[Element data from apps and pages]
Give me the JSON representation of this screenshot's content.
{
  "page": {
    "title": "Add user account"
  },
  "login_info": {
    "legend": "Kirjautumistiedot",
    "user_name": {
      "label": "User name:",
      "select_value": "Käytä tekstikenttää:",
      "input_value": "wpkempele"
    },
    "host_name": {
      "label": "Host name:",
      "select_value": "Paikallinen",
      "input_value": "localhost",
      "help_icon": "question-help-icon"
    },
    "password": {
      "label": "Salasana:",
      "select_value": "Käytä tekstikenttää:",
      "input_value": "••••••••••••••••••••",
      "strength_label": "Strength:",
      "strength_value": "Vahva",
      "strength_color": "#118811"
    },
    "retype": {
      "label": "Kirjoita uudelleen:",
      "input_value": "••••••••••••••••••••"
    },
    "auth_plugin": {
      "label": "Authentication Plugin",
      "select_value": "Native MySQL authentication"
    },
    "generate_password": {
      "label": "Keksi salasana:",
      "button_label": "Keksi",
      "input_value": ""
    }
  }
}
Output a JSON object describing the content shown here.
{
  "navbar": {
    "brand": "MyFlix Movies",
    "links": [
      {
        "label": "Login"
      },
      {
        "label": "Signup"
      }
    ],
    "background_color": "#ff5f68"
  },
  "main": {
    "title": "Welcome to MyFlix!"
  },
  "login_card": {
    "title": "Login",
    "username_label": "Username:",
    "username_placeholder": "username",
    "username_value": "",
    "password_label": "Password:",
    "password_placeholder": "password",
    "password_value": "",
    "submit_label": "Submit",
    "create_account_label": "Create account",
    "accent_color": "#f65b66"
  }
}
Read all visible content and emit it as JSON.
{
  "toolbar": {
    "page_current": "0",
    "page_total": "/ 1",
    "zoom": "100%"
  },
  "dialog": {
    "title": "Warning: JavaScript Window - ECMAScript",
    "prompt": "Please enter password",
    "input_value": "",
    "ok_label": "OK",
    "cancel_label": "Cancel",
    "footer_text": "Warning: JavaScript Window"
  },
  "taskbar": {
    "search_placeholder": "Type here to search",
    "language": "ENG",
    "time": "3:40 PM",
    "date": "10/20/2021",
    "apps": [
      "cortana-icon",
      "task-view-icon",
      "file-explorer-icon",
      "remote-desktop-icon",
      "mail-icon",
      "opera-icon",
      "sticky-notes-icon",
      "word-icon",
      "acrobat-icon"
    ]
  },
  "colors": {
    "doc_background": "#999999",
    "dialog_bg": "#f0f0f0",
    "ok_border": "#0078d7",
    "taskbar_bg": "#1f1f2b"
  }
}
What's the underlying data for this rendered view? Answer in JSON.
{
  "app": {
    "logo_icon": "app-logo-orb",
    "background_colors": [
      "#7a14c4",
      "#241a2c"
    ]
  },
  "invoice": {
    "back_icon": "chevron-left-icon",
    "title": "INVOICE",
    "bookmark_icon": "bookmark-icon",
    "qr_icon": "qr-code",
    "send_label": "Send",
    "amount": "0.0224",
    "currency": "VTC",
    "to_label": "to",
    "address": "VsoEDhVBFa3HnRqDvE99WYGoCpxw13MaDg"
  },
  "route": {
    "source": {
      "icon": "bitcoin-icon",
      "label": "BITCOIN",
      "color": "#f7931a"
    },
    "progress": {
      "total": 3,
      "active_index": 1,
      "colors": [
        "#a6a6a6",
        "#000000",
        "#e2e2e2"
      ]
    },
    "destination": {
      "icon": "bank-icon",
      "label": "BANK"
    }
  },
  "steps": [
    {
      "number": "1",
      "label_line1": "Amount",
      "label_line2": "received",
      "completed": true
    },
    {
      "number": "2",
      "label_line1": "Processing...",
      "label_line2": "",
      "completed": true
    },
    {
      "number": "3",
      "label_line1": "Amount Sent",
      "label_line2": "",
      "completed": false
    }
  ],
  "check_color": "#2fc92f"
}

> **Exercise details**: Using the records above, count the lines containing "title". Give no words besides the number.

> **Result for this exercise**: 5